Would he vote for McCain? No – and partly for the same reasons I wouldn’t. We need to shake the carpet in Washington, and changing parties seems like a good way to do things. What, exactly, does McCain stand for except the war (where my friend and I disagree on our views of his stance)? Seriously – neither of us could articulate a clear vision of what McCain believes other than no taxes and fighting Islamic radicals. McCain’s energy policy is as much a muddle as Obama’s (pandering with his gas tax holiday). Will he be crushed if McCain wins? No – just as I won’t be.

Could Obama lose his vote? Possibly – possibly easier than he could lose mine. And that’s not good.

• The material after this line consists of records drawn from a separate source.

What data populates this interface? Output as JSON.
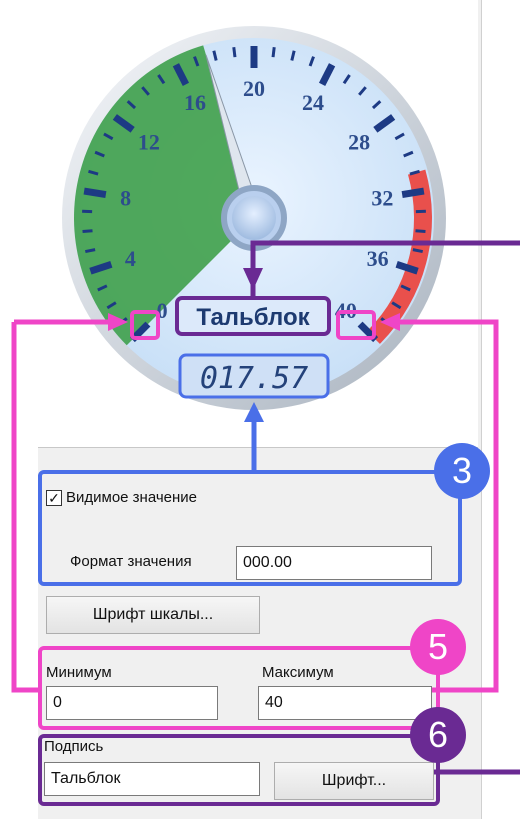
{
  "gauge": {
    "min": 0,
    "max": 40,
    "value": 17.57,
    "scale_labels": [
      "0",
      "4",
      "8",
      "12",
      "16",
      "20",
      "24",
      "28",
      "32",
      "36",
      "40"
    ],
    "caption": "Тальблок",
    "digital_display": "017.57",
    "green_sector_color": "#3fa04a",
    "red_band_color": "#e9504c",
    "face_color": "#c9e0f7",
    "needle_icon": "gauge-needle"
  },
  "value_section": {
    "checkbox_label": "Видимое значение",
    "checkbox_checked": true,
    "format_label": "Формат значения",
    "format_value": "000.00"
  },
  "scale_font_button": "Шрифт шкалы...",
  "range": {
    "min_label": "Минимум",
    "min_value": "0",
    "max_label": "Максимум",
    "max_value": "40"
  },
  "caption_section": {
    "label": "Подпись",
    "value": "Тальблок",
    "font_button": "Шрифт..."
  },
  "callouts": {
    "badge_3": "3",
    "badge_5": "5",
    "badge_6": "6",
    "blue_color": "#4a6fe8",
    "pink_color": "#ef45c7",
    "purple_color": "#6a2a93"
  }
}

What my friend is looking for is some clear foundation under Obama’s positions, other than “elect me”. What I’m looking for is some narrative arc from the master speechmaker that will tie his dazzling constellation of positions into one coherent view of who Obama was and who he has become and why. We’d both like to see the townhall debates that Obama is blowing off happen – because we both believe enough in Obama to think that by revealing more of himself, he’ll win over doubtful voters like my friend.

So – if any Obama speechwriters happen to be reading this – your work is cut out for you.

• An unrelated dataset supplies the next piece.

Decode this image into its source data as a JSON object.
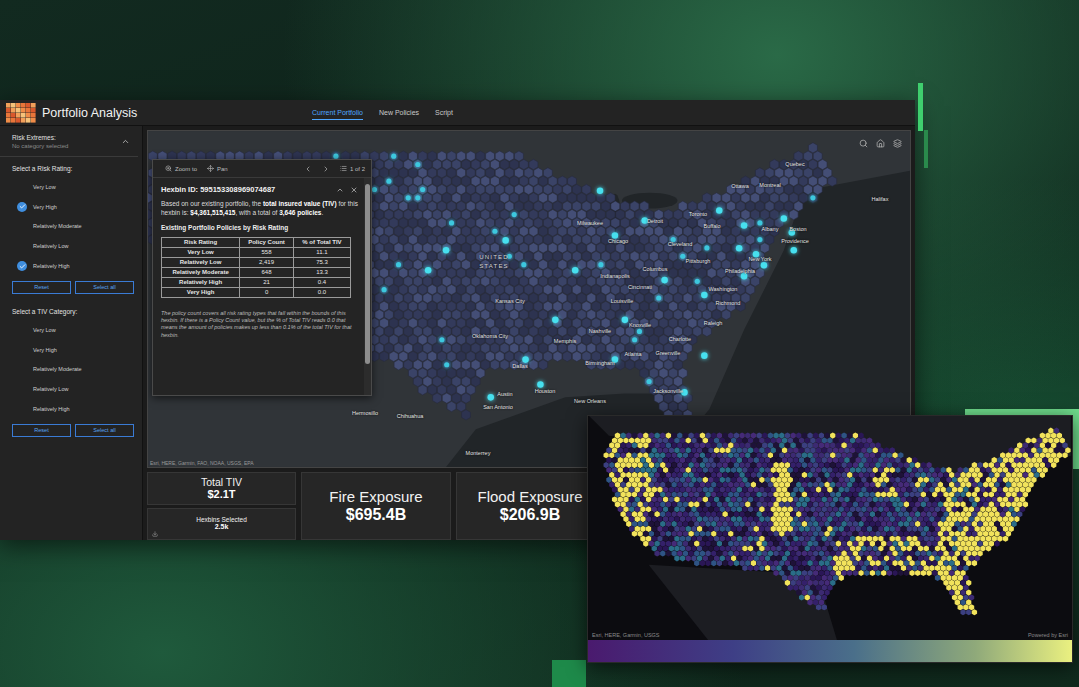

We headed off home to change and then up to a mansion overlooking the Pacific not too far from our much more modest home. Valets took our car, we were served fresh lemonade and excellent wine on a terrace overlooking the sea, and nibbled on good cheese and fruit while we mingled with the crowd and chatted. I ran into an old dear friend from my Venice days, who I was kind of surprised to see here – she’s a conservative Republican who supports this one candidate – and we chatted and caught up. While we did two friends of hers joined our circle – a prosperously-dressed couple in their early 60’s. He apparently owns an art gallery in West LA and his wife is involved in real estate – pretty archetypical for high-end California Democrats.

We chatted a little bit about the elections, and I mentioned our breakfast that morning and expressed concern that the election was going to be damn close, and that Obama could easily lose. Gallery Guy commented that the only way Obama might lose is because of the stupidity of the typical working class voter.

Years ago, I might have laughed that off, or told a joke about Swing Vote, or ignored it.

Not so much any more. I replied that he was wrong as a matter of fact and morality, that his position was dangerous to the Democratic Party, and that it was personally offensive to hear him belittle people who couldn’t afford houses like the one we were standing in. A quick discussion ensued, and he was pretty pissed off by the end of it and stormed away – glaring at me from time to time for the balance of the event.

It’s funny how irascible pacifists seem to be, isn’t it?

I’m stocking up on popcorn. It’s going to wild for the next three months.

Swing Vote

Just had a delightful evening. (Yes, the BBQ at Phillip’s is the best in town, in case you were wondering. We went to the new one on Adams and Crenshaw where they kind of sort of have seats in the parking lot.)

We went and saw Swing Vote in a half-empty theater in Culver City.

I’m going to make it my mission to start filling those seats, because I thought it was one of the most delightful and important movies I’ve seen this year. Yes, I saw and loved Batman and Wall-E – and The Band’s Visit.

But I think this movie was made for me, the guy who loves America because a nation full of Bud Johnsons gets to pick the President. And who believes that given the opportunity, most people will do the right thing – as both Presidential candidates, Bud, and a host of other characters in the movie finally do.

Yes, it’s Capra-esque and that’s a mine that has been well worked since the master laid down his tools. And no, it isn’t incisive or brilliantly sharp. But you know, when the form works, it works. And this movie works and sells you on the possibility of goodness. I’m kind of tired of movies that revel in denying goodness and work to crush it wherever it might be found. The movie is a valentine to the America we all can – and should – love, and no one ought to reject a Valentine.

More later…